Executive pay reforms have come too late

Mar 03 2008 by Nic Paton Print This Article

It almost doesn't matter whether corporate America is getting its house in order over executive pay, the damage to the country's reputation and probity from successive "fat cat" scandals has already been done.

Corporate directors and institutional investors disagree over whether greater transparency and checks and balances on U.S. executive pay mean the system is now changing for the better.

But both are in equally gloomy agreement that the current model has hurt corporate America's image – badly.

Research by consultancy Watson Wyatt Worldwide has found that nearly two-thirds of directors think the executive pay system is improving, against slightly more than a third of institutional investors.

There was also a sharp difference of opinion as to whether the executive pay model has helped to improve company performance.

While two out of three of the 163 directors questioned believed it had, slightly fewer than four out of 10 of the 72 institutional investors and pension fund managers polled felt the same way.

But what both agreed on – three quarters of each in fact – was that the current executive pay model had hurt corporate America's image.

A majority of both groups believed the system had led to resentment among rank and file workers and had resulted in excessive executive pay levels.

"While directors and institutional shareholders agree on key executive pay issues, they don't see eye-to-eye on other areas," said Ira Kay, global director of compensation consulting at Watson Wyatt.

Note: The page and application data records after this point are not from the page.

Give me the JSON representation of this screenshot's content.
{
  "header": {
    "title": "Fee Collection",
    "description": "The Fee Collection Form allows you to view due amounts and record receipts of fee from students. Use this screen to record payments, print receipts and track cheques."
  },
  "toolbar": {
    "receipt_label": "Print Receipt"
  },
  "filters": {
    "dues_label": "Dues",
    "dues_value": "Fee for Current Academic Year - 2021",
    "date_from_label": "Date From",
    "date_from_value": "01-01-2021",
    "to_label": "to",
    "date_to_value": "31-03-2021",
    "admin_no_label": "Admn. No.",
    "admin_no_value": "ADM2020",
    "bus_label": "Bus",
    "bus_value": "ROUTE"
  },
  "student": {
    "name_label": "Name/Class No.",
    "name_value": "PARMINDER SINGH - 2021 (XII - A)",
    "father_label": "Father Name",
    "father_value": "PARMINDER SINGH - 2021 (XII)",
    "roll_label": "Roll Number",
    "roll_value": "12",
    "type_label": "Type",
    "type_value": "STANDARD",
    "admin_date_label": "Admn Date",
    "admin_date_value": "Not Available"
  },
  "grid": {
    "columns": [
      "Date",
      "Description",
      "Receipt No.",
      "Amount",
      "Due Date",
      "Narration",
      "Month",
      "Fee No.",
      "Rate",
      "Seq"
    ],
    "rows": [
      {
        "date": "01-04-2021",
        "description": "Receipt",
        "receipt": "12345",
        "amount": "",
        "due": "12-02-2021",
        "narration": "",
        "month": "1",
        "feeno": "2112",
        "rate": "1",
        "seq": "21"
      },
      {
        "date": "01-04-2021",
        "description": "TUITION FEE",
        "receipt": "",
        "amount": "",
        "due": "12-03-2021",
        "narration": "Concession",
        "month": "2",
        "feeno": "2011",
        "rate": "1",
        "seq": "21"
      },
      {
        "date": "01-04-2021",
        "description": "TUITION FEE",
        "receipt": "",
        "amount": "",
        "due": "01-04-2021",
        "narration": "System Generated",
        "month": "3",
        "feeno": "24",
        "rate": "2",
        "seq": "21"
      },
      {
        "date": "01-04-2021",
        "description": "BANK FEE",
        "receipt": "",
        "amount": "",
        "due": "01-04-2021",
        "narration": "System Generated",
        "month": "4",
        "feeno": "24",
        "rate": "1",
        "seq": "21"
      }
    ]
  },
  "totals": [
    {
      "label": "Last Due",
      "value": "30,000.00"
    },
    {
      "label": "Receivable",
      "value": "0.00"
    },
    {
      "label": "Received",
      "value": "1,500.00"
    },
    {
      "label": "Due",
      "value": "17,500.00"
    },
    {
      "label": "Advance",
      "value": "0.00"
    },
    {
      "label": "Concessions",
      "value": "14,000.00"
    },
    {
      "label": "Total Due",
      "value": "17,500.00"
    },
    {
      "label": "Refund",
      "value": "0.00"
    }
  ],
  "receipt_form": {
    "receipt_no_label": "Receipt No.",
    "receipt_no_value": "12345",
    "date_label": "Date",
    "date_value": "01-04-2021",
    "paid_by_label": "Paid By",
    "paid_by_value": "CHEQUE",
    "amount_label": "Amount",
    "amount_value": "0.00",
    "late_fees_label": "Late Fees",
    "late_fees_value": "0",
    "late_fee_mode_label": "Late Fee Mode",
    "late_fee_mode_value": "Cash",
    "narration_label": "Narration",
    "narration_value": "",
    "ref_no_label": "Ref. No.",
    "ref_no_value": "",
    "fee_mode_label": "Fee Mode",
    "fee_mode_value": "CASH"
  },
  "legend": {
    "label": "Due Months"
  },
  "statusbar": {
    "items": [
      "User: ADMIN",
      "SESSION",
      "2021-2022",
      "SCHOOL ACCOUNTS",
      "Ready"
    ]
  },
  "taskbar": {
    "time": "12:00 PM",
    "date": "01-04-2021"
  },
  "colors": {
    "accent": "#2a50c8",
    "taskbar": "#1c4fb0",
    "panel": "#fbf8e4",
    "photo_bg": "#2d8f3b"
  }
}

"While directors believe the system generally works, institutional investors generally feel the model's flaws run deeper and require more substantial changes. Clearly, more work needs to be done," she added.

Both directors and institutional investors believed the Securities and Exchange Commission's new disclosure requirements on executive pay had been helpful, although improvements were still needed.

Among the research's other findings, it was also clear how hard it was to find and retain talent at this level.

Just six per cent of directors and 14 per cent of institutional investors did not believe firms should typically find top executive talent from inside the organisation.

More than half – 56 per cent – of directors and 45 per cent of institutional investors preferred to promote from within.

While nearly half of institutional investors believed that executive pay opportunity could be significantly reduced without losing key talent, only a quarter of directors agreed.

Both directors (94 per cent) and institutional investors (85 per cent) strongly agreed that severance and change-in-control agreements should be set at or below market.